Chassagne Montrachet, 2006

  Bernard Morey

Chassagne Montrachet

Contains Sulphites.

About Bernard Morey

Bernard owns 15 hectares of vineyard spread over the Chassagne-Montrachet and Santenay appellations. He is a cheerful, refl ective winemaker who is not afraid to embrace modernity and harness it in tandem with tradition to produce beautifully balanced wines that are racy, pure and refined. Fermentation for the Pinot Noir is carefully temperature-controlled before élévage in 50% new oak barriques. The 1er Crus chardonnays are fermented in 50% new oak, 50% one-year-old oak, followed by a light fi ltration and then bottling, which usually takes place before the new vintage in order to capture the freshness of the wines.

Appellation: Chassagne-Montrachet

A village and appellation at the southern end of the Côte de Beaune covering over 300 hectares, that is now widely acclaimed for its white wines, though was once very much a red wine village.

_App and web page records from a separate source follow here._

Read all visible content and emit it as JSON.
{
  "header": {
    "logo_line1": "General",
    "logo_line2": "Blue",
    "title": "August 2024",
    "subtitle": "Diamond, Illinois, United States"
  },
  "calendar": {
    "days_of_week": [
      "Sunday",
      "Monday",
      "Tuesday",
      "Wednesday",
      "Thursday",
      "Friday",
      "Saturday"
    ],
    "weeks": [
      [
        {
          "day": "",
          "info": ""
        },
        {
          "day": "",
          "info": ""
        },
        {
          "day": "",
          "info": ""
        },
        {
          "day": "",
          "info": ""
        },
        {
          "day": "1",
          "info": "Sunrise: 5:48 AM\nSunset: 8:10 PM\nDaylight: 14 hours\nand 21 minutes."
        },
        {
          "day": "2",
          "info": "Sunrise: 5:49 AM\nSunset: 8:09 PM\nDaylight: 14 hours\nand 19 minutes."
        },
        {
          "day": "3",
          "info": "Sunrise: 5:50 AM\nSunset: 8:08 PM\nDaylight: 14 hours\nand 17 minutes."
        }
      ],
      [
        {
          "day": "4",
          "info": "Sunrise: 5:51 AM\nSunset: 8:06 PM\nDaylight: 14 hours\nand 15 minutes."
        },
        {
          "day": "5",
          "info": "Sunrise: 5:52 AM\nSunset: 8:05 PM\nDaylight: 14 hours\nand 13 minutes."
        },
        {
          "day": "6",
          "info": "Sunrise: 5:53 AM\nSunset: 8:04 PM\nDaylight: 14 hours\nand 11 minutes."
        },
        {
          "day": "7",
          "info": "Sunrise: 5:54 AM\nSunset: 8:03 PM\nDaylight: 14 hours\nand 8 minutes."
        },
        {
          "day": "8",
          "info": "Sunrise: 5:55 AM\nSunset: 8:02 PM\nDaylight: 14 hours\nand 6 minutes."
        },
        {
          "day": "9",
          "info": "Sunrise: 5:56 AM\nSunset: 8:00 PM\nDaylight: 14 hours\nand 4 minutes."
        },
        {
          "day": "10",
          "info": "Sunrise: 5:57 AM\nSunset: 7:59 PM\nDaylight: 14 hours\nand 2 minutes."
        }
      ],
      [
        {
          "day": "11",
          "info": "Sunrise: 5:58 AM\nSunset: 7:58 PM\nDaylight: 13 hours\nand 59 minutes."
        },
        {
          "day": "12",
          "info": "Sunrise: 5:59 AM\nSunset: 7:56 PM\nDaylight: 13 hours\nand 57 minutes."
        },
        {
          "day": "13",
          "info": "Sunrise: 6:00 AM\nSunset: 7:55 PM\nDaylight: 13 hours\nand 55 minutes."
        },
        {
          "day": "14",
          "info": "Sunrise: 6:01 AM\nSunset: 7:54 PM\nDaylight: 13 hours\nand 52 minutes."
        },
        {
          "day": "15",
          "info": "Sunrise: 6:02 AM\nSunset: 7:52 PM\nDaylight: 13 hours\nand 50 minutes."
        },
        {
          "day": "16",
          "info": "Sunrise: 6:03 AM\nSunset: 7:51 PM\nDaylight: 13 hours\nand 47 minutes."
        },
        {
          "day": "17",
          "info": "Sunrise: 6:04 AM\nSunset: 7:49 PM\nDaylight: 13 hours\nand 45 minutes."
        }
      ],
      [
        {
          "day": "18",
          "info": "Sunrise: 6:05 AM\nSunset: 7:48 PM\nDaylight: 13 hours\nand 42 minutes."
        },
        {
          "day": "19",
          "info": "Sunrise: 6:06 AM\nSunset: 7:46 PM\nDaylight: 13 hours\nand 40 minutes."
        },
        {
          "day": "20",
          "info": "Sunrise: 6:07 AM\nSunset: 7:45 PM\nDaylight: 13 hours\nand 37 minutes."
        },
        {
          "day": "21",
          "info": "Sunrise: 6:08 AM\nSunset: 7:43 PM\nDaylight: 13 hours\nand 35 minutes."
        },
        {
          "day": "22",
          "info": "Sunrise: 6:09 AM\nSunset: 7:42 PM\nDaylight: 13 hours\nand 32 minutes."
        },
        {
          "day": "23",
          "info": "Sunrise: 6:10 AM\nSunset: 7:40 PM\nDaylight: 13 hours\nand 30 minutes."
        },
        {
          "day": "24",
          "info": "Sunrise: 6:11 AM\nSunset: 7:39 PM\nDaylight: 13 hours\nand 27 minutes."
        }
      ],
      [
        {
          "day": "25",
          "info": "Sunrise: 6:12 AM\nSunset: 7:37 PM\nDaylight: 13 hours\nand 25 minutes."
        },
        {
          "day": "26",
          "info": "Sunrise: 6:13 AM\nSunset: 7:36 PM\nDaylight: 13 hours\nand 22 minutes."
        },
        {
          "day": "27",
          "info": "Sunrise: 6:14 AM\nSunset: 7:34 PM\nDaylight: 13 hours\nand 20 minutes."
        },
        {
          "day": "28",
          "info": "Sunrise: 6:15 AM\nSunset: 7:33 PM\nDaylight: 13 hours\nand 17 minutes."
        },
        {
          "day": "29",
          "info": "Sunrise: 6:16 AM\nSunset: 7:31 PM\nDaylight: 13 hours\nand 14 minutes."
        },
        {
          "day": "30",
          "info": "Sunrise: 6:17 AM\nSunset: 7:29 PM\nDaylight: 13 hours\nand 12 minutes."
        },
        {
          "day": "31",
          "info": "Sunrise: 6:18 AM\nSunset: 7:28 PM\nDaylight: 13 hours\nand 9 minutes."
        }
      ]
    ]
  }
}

Plantings of Pinot Noir are still relatively high when compared to Puligny or Meursault, however it is the white wines that enjoy international acclaim. Within the commune sit part of Le Montrachet and Bâtard-Montrachet Grand Cru vineyards as well as Criots-Bâtard-Montrachet Grand Cru in its entirety. There are a total of 51 Premier Crus vineyards, though many of these are part other larger, better known vineyards and carry that name on the label, Morgeot being a good example of this. The wines are plump and racy, less elegant and refined than Puligny, full bodied but less fat and more vitality than a Meursault.

Grape Type: Chardonnay

Chardonnay is one of the most widely-grown and versatile of all white grape varieties. As a relatively neutral grape, it offers a near transparent map of winemaking style, climate and terroir. It is the ideal grape variety for Burgundy, where it serves to mirror the complex nuances of the myriad of terroirs found in this hallowed land. Chardonnay produces a variety of wines from the minerally and unoaked styles found in Chablis, the fatter nuttier examples in Meursault, to the tropical fruit-driven versions found in the New World. It is also the major grape variety in Champagne, where it produces lively floral wines, namely in the Côte de Blancs. It can be found throughout Europe and the New World thanks to its versatility. As a non-aromatic variety, it has an affinity with oak, whether new or used, French or American.